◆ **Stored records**
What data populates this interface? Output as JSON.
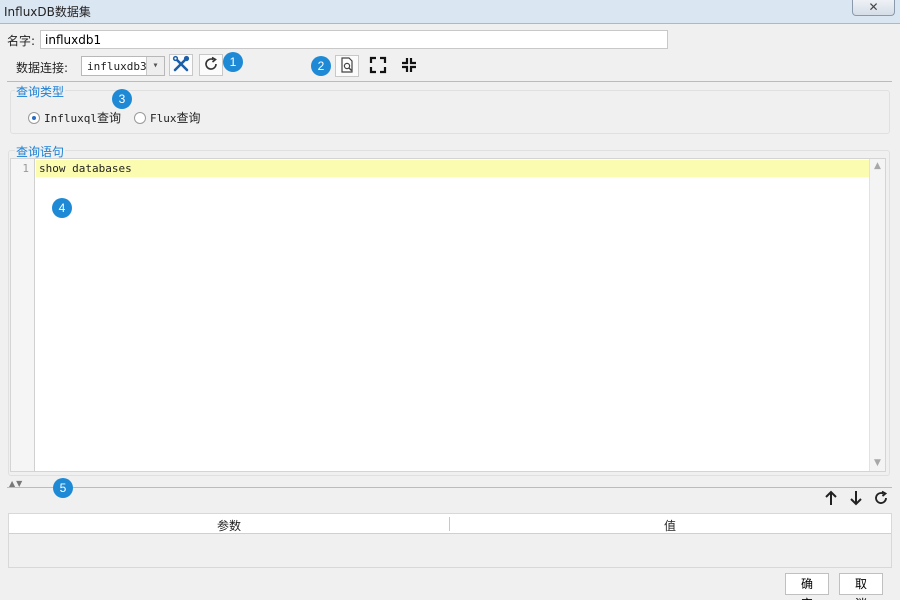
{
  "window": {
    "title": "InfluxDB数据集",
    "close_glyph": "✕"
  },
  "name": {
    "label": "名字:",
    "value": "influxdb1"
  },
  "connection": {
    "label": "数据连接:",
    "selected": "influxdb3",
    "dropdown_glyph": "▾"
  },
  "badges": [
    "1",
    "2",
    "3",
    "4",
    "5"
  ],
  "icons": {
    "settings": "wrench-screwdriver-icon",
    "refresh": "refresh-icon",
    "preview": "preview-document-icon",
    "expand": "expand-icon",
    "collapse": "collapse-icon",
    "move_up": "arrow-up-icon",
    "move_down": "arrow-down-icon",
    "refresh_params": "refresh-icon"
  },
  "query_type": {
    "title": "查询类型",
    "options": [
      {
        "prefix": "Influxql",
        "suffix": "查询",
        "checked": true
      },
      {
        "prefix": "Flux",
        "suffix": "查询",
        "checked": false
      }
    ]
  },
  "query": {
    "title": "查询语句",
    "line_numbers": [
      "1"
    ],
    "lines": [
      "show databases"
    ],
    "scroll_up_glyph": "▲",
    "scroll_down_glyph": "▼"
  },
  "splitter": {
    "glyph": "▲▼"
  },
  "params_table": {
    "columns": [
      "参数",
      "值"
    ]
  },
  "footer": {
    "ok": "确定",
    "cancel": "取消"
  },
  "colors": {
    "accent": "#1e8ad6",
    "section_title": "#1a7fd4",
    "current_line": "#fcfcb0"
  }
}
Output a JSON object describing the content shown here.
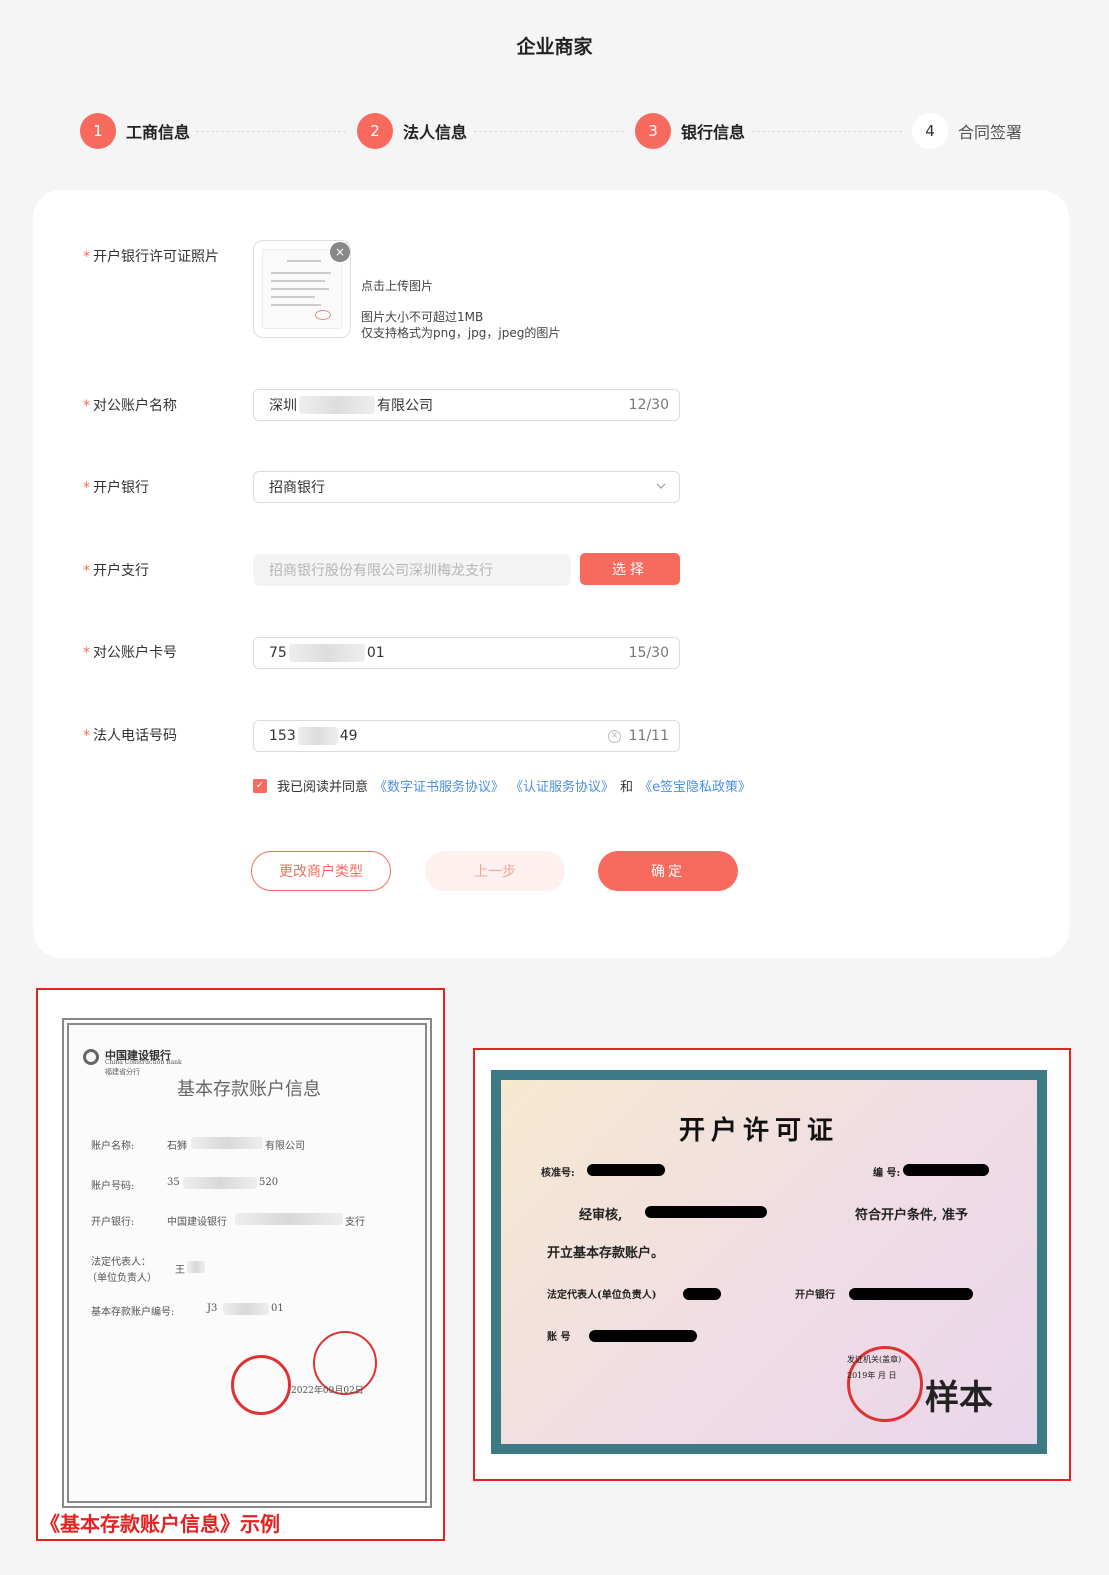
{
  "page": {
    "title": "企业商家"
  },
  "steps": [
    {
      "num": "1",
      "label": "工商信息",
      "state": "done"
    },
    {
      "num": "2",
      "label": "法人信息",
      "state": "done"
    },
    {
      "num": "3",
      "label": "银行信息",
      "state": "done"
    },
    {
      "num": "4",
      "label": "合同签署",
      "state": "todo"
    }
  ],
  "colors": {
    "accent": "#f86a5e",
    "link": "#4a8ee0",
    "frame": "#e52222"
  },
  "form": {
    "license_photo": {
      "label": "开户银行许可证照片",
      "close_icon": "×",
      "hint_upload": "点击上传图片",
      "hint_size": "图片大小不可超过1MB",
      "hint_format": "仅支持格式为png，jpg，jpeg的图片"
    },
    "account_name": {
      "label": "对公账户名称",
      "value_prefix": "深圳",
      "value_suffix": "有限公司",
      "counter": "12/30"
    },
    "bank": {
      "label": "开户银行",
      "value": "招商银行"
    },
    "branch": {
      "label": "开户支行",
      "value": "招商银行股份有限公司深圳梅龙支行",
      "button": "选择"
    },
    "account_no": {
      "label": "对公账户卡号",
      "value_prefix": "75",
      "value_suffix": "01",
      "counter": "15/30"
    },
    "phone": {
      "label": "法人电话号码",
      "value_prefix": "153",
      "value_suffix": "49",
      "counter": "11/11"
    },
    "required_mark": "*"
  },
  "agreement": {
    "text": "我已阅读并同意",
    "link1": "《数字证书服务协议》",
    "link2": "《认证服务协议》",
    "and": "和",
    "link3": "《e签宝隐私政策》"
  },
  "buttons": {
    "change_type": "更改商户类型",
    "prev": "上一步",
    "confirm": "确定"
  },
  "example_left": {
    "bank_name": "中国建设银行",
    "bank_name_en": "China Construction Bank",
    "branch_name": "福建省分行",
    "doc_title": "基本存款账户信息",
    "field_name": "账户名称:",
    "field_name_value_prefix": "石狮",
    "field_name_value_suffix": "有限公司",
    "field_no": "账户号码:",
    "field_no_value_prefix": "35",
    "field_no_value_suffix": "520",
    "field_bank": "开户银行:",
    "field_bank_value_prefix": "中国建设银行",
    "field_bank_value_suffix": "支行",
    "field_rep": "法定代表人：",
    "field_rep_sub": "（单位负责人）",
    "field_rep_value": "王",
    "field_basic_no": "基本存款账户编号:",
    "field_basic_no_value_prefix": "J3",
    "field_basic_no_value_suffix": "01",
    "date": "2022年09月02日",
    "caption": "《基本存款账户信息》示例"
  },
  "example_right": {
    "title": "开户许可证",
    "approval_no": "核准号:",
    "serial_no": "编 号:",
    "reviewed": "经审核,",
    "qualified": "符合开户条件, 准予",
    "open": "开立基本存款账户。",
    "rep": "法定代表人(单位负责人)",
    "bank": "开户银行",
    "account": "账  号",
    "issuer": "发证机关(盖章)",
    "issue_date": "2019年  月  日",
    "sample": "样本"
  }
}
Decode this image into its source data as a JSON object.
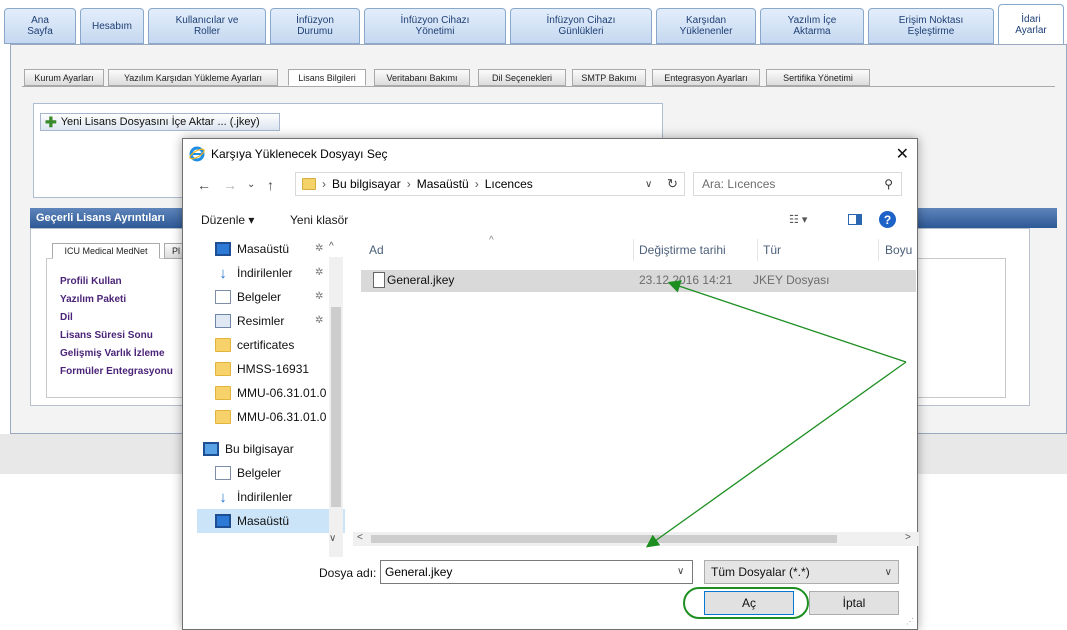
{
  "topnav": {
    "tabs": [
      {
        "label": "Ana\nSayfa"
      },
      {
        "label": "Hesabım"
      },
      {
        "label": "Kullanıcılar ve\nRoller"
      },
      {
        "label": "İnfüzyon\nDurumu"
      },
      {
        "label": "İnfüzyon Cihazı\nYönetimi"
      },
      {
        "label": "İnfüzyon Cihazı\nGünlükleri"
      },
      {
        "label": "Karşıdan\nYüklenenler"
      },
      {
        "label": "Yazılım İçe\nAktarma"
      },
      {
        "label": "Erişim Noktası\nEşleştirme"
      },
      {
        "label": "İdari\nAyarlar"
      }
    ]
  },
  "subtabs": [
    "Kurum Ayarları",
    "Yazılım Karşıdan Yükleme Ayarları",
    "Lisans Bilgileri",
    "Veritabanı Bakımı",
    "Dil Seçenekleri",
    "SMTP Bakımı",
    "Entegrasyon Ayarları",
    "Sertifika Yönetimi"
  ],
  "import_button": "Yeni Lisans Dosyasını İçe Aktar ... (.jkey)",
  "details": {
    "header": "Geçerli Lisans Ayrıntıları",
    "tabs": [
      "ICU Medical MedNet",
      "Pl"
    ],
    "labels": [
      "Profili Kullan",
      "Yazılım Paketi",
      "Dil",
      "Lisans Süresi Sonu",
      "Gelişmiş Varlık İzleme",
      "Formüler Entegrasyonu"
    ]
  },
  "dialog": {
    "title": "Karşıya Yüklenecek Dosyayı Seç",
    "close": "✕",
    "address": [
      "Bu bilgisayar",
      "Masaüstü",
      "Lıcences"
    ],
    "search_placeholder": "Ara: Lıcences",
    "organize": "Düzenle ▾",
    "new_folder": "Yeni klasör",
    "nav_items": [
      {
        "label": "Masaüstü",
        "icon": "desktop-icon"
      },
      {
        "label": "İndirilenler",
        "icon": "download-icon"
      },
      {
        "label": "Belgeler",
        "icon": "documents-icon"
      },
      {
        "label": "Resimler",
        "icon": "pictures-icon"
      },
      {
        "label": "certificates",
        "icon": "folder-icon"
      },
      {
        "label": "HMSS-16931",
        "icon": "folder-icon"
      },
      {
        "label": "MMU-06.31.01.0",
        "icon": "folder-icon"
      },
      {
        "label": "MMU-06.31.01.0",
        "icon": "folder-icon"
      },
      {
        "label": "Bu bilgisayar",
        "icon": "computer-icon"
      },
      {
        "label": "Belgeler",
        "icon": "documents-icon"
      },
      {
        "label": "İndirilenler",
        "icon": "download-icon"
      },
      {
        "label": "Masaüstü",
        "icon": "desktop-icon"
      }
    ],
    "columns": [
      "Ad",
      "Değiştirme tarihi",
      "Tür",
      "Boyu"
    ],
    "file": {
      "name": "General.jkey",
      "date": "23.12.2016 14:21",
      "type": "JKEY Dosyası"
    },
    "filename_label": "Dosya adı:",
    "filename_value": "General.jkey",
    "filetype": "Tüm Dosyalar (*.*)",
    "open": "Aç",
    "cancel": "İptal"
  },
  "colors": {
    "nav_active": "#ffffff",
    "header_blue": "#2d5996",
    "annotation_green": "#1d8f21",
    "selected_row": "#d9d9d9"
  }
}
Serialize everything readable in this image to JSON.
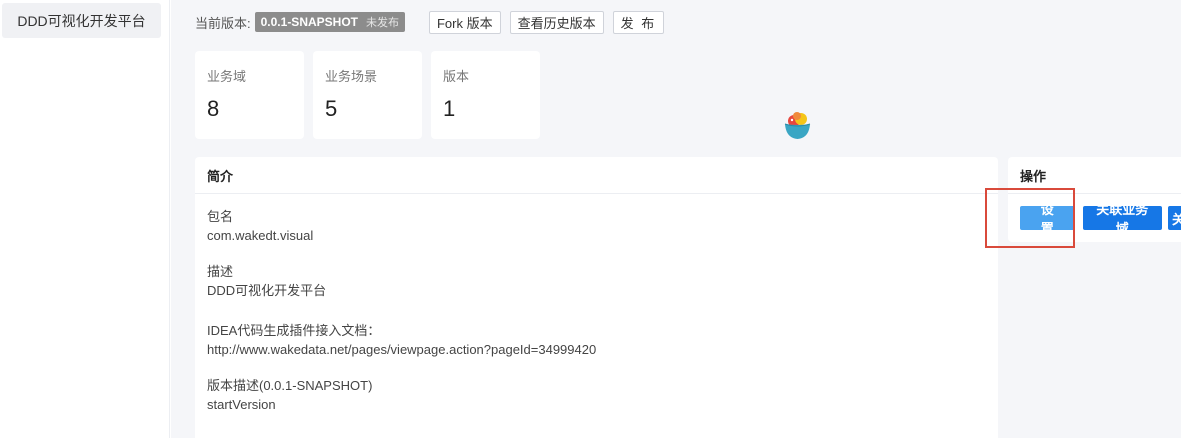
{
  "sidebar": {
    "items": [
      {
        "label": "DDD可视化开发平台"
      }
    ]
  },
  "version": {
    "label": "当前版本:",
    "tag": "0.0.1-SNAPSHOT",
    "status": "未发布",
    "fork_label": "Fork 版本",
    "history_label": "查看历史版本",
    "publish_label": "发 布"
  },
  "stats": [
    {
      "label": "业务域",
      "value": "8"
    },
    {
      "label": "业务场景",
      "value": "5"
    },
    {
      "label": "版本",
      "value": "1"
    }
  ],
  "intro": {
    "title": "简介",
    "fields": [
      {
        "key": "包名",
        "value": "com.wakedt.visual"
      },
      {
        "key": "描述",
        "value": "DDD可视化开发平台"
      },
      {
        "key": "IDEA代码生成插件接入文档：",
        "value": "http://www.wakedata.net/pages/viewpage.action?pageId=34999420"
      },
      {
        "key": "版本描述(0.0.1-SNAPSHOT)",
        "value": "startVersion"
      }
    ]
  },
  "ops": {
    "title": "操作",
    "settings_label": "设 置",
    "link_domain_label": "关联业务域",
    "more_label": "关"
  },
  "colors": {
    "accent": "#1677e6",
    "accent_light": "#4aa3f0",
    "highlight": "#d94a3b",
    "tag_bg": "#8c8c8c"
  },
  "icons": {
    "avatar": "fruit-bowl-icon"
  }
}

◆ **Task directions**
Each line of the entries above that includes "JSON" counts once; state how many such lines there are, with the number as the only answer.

◆ **Expected output**
4